■ **Exercise description**: The response should contain all of the records, copied exactly, and none of the images.

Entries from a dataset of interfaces
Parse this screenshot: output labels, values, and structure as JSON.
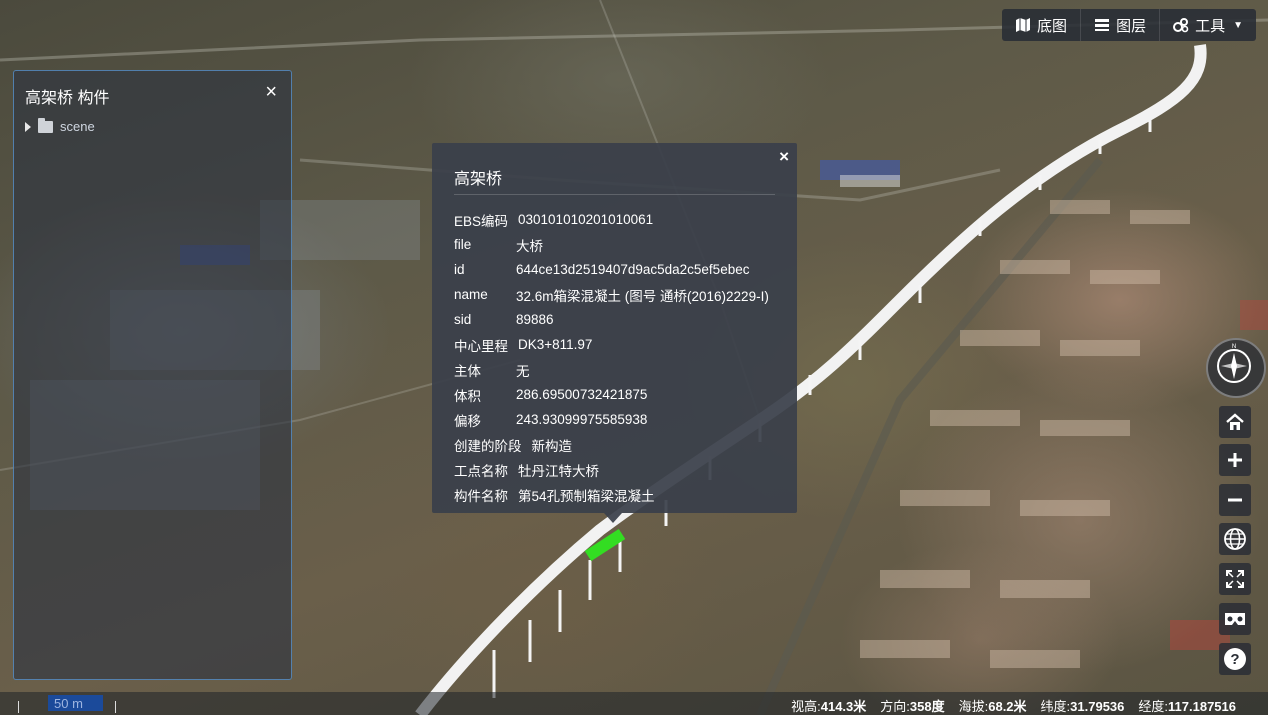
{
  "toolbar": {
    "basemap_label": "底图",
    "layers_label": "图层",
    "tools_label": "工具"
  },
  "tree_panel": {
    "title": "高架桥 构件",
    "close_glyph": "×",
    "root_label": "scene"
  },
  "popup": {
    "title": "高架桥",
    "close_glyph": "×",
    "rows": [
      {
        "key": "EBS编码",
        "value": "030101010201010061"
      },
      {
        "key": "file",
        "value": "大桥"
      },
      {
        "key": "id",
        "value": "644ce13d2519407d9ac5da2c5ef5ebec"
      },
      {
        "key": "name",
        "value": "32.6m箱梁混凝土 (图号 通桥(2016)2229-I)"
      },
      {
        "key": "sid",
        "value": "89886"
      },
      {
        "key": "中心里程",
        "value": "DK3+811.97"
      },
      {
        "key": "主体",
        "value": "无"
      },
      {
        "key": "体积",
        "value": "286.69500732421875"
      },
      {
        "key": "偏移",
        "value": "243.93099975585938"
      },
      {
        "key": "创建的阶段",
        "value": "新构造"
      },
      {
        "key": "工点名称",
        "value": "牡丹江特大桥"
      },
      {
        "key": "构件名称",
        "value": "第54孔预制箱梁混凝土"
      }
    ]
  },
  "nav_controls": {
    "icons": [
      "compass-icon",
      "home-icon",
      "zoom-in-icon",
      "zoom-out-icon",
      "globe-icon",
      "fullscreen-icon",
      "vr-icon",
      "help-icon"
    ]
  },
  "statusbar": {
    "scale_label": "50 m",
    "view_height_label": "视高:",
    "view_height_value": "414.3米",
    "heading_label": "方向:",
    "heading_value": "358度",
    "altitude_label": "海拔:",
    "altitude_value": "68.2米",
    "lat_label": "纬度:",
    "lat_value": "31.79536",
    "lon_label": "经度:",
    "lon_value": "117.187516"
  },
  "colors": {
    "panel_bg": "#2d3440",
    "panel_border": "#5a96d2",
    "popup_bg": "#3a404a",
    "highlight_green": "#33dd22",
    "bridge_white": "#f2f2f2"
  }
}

■ **Solution**:
Parse this screenshot: output labels, values, and structure as JSON.
{
  "toolbar": {
    "basemap_label": "底图",
    "layers_label": "图层",
    "tools_label": "工具"
  },
  "tree_panel": {
    "title": "高架桥 构件",
    "close_glyph": "×",
    "root_label": "scene"
  },
  "popup": {
    "title": "高架桥",
    "close_glyph": "×",
    "rows": [
      {
        "key": "EBS编码",
        "value": "030101010201010061"
      },
      {
        "key": "file",
        "value": "大桥"
      },
      {
        "key": "id",
        "value": "644ce13d2519407d9ac5da2c5ef5ebec"
      },
      {
        "key": "name",
        "value": "32.6m箱梁混凝土 (图号 通桥(2016)2229-I)"
      },
      {
        "key": "sid",
        "value": "89886"
      },
      {
        "key": "中心里程",
        "value": "DK3+811.97"
      },
      {
        "key": "主体",
        "value": "无"
      },
      {
        "key": "体积",
        "value": "286.69500732421875"
      },
      {
        "key": "偏移",
        "value": "243.93099975585938"
      },
      {
        "key": "创建的阶段",
        "value": "新构造"
      },
      {
        "key": "工点名称",
        "value": "牡丹江特大桥"
      },
      {
        "key": "构件名称",
        "value": "第54孔预制箱梁混凝土"
      }
    ]
  },
  "nav_controls": {
    "icons": [
      "compass-icon",
      "home-icon",
      "zoom-in-icon",
      "zoom-out-icon",
      "globe-icon",
      "fullscreen-icon",
      "vr-icon",
      "help-icon"
    ]
  },
  "statusbar": {
    "scale_label": "50 m",
    "view_height_label": "视高:",
    "view_height_value": "414.3米",
    "heading_label": "方向:",
    "heading_value": "358度",
    "altitude_label": "海拔:",
    "altitude_value": "68.2米",
    "lat_label": "纬度:",
    "lat_value": "31.79536",
    "lon_label": "经度:",
    "lon_value": "117.187516"
  },
  "colors": {
    "panel_bg": "#2d3440",
    "panel_border": "#5a96d2",
    "popup_bg": "#3a404a",
    "highlight_green": "#33dd22",
    "bridge_white": "#f2f2f2"
  }
}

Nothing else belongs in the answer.